That’s the way it should work. For the Cleveland Browns, though, that’s not the way it has played out. They’ve been trapped in a hellish nightmare, living a Groundhog Day-like existence in which mistakes by the lake pile up and crush souls. For 635 straight days, they woke up without a victory to savor. Six hundred thirty-five mornings of mourning. This on top of a decade-plus of irrelevance.
Baker Mayfield changed all that. The brash, Heisman Trophy-winning quarterback stepped into the spotlight Thursday night a delivered the prodigal win to Cleveland’s tortured fan base. He did it with flash and brilliance, going 17-for-23 and 201 yards. He overcame a 14-0 deficit and sank fellow rookie quarterback Sam Darnold.
Mayfield looked like a No. 1 pick. He looked like the damn savior. He looked like hope and change and the light at the end of a tunnel. And consider that did it all without the benefit of first-team reps, That he did it all, in some ways, despite the worst-laid plans of his coaches. He was never supposed to be in this spot, this early, playing this well.

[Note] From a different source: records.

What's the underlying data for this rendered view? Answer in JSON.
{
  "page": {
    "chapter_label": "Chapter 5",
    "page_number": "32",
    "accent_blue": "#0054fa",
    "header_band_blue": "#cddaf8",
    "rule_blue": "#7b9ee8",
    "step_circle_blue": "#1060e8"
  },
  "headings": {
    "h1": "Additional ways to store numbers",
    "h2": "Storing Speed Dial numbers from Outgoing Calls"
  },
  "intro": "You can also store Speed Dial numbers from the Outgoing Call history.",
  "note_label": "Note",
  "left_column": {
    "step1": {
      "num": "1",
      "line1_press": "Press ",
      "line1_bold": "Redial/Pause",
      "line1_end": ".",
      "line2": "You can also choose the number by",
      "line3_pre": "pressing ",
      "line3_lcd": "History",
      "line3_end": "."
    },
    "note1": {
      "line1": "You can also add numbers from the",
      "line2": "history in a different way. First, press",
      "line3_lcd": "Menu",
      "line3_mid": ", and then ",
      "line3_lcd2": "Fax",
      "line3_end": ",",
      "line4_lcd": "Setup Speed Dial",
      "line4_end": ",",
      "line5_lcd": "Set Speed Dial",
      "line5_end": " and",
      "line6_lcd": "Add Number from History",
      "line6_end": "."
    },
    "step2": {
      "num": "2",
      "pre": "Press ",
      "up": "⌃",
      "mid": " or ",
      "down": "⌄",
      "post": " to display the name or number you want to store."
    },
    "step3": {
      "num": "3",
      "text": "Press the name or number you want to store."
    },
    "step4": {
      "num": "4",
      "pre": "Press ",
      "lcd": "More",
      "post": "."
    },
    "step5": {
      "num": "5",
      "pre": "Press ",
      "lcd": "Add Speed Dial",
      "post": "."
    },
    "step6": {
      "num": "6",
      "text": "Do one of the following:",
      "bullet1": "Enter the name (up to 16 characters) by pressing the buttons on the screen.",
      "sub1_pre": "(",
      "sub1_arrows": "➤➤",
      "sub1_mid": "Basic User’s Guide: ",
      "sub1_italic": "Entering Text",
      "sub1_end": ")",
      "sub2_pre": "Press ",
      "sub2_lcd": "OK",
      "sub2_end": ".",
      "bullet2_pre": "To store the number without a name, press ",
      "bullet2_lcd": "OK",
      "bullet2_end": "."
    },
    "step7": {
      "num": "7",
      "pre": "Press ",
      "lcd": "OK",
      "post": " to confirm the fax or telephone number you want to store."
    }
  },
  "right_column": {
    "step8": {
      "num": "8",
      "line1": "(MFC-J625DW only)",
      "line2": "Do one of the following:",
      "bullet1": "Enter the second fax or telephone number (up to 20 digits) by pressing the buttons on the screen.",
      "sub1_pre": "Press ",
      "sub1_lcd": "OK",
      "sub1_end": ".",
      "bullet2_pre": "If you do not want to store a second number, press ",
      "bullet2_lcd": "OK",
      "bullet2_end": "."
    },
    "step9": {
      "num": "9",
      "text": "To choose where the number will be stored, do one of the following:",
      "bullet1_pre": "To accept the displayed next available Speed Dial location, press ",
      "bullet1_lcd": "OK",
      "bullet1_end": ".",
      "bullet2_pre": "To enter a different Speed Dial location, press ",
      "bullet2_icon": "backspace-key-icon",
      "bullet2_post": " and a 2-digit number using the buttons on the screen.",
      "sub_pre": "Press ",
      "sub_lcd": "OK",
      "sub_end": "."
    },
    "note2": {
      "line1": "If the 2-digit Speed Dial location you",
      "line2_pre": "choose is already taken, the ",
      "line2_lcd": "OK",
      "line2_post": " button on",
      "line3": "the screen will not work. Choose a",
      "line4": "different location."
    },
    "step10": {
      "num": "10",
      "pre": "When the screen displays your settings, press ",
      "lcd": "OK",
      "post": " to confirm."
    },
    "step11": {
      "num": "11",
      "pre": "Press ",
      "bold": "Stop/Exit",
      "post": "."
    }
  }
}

It’s Week 3. It was the Jets. It is the Browns. Add all your caveats here. But what happened Thursday night was legendary. The atmosphere, narrative, and undeniable feeling that we were watching something special combined to make a bizarre reality — one in which Mayfield became a folk hero over night.
He’s the pied piper playing the tune of victory. The mysterious man who showed up in town and performed imaginary feats. The guy who did the impossible.
Mayfield’s comeback was not LeBron James scoring 25 straight points and becoming superhuman against the Detroit Pistons. But it was the dawning of a new age, the anointing of a new hometown hero.
And this hero will do it his own way. He’ll do do it with confidence and completed indifference to the Browns’ past failures.
Among his thoughts after delivering a long-awaited win? The fate of all that free beer.
Hope is a good thing, maybe the best of things. Beer is a close second. Mayfield brought both to a desperately thirsty franchise. This is the beginning of his folklore, but every story needs to start somewhere.